SPRINGFIELD, Ill. (WLS) -- As the clock ticks toward the deadline for a state budget, House Speaker Michael Madigan says he is on track to pass a Democratic spending plan with a large shortfall, but he's still hopeful he can reach middle ground with Gov. Bruce Rauner.
In an exclusive interview with ABC7, the long-time speaker and rookie governor seem to be miles apart on a budget agreement.
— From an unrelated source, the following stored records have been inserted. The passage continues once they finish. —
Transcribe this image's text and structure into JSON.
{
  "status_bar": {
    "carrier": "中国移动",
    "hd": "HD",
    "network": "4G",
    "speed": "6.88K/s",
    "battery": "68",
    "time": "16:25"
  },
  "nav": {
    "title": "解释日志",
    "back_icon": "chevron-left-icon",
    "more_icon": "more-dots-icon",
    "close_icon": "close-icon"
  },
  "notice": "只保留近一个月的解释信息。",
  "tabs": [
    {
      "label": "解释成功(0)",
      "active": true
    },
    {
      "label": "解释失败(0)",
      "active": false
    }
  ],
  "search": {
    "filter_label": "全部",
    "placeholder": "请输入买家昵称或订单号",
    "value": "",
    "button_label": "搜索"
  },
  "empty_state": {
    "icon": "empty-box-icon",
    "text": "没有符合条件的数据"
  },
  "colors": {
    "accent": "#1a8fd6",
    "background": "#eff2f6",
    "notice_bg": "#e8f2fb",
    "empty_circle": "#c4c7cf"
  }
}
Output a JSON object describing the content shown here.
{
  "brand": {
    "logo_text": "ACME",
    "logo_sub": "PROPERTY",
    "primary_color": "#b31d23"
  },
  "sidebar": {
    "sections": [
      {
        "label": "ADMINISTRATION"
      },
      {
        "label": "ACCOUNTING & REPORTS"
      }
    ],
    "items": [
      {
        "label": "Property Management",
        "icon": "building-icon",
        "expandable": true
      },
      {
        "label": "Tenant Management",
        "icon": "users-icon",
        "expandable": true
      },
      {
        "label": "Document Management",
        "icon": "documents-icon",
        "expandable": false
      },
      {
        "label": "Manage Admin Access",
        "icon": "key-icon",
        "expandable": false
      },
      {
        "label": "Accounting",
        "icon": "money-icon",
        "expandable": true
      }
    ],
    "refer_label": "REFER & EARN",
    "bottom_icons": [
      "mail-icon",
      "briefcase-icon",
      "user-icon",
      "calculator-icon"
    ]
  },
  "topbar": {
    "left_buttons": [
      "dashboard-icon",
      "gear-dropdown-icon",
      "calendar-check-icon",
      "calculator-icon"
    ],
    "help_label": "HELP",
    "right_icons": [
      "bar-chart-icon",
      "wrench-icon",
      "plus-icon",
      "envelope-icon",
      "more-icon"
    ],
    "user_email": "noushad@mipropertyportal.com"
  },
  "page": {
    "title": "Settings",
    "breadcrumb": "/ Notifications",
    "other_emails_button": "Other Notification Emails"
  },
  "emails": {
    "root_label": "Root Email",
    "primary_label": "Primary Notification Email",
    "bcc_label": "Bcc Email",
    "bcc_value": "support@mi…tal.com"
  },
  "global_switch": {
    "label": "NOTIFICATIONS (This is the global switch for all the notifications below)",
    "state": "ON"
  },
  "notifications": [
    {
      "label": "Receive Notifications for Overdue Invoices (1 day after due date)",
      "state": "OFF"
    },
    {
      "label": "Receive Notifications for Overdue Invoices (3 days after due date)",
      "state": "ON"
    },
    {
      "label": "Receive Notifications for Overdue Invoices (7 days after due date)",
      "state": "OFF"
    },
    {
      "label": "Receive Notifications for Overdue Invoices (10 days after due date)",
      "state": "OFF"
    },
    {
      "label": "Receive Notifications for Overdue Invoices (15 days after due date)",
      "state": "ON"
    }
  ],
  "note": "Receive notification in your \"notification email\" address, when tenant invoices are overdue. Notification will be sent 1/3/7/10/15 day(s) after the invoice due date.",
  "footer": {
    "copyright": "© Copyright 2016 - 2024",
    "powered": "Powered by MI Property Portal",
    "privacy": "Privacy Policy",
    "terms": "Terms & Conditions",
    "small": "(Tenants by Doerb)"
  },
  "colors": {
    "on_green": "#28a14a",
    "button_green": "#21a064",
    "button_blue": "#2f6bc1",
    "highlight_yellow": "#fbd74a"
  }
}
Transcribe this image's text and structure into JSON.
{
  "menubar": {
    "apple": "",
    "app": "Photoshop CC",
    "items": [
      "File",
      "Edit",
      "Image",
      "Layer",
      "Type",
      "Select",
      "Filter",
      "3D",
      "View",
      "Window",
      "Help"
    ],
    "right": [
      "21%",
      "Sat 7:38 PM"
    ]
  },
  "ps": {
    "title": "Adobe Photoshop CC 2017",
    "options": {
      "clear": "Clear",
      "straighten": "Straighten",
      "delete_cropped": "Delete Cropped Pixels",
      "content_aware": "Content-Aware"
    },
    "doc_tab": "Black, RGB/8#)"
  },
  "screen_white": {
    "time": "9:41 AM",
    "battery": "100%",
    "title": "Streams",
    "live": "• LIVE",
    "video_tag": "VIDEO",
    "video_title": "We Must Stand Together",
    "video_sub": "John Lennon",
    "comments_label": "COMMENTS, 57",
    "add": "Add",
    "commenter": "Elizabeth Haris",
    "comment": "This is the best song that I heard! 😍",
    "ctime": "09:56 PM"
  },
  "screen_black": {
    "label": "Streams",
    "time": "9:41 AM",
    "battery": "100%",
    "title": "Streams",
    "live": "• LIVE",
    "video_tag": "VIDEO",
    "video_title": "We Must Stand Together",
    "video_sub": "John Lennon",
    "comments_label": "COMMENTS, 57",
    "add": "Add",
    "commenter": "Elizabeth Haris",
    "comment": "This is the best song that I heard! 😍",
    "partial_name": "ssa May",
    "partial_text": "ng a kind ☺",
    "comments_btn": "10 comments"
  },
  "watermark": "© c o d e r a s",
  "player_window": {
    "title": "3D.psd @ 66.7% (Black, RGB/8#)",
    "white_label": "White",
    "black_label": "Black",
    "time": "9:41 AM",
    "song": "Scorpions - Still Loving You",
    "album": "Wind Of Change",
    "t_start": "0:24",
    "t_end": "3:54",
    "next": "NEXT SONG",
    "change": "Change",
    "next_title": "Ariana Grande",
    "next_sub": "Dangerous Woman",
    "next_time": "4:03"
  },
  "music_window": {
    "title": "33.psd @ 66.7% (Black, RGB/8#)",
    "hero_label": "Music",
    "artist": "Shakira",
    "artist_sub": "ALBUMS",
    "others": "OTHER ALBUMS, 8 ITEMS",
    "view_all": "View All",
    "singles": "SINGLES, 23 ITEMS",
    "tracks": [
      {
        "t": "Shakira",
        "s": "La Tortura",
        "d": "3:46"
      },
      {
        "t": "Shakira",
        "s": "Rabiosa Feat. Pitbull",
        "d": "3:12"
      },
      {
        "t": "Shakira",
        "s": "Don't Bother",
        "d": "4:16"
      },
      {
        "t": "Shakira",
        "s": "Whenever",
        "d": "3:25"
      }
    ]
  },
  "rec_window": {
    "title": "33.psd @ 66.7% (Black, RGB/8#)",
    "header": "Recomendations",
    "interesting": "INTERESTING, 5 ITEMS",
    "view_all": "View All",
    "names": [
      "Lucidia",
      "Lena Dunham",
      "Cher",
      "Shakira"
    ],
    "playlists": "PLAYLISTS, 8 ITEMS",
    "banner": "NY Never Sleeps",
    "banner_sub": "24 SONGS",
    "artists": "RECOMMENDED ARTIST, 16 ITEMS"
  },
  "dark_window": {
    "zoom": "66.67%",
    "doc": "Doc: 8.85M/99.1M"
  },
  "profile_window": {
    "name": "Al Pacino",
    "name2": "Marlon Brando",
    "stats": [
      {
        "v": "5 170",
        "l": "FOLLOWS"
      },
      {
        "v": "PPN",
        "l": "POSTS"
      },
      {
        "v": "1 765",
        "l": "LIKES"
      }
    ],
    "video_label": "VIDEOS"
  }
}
But that doesn't faze Madigan, who says he's been there and done that.
"A majority of my time in the legislature has been under Republican governors," Madigan said. "It can be done."
The speaker responded to Gov. Rauner's press release Thursday morning that repeated an opinion that there's a Madigan and Senate President John Cullerton "problem" in Springfield.
"At this time it doesn't help to get into political rhetoric, political name-calling," Madigan said.
The capitol's most powerful Democrat commandeered the budget process from Rauner this week. He announced that he and Cullerton will write a spending plan that's $3 billion short of money needed to pay for it.
"We're not hiding anything. We're not being deceitful," Madigan said. "The governor has his own spending plan. Both plans don't have enough money to be paid for. We need more money to pay for the state's spending plan."
But the governor says no tax increases unless he gets pro-business reforms that Republicans say will rescue the state's sagging economy.
"This Governor was elected by the people to address some of these structural problems we have. I think he's holding firm and I support that," said Rep. Ron Sandack, R-Downers Grove.
"Charles, those are non-budget issues, non-budget issues," Madigan said.
ABC7's Charles Thomas said: "But the governor has made them so important, so critical."
"This is where I say that it's critical that we not get on the extreme of things, that we move to the center," Madigan said.
The regular legislative session is scheduled to end Sunday at midnight. ABC7 has learned the governor's supporters are considering a campaign-style television blitz to tell Rauner's side and make Mike Madigan the bad guy.
"I've been a Republican target for many, many years. I'm very accustomed to it," Madigan said.
Madigan repeated that his goal during budget negotiations will be to help and protect middle-class families. That's the same purpose we have heard from Rauner and his staff.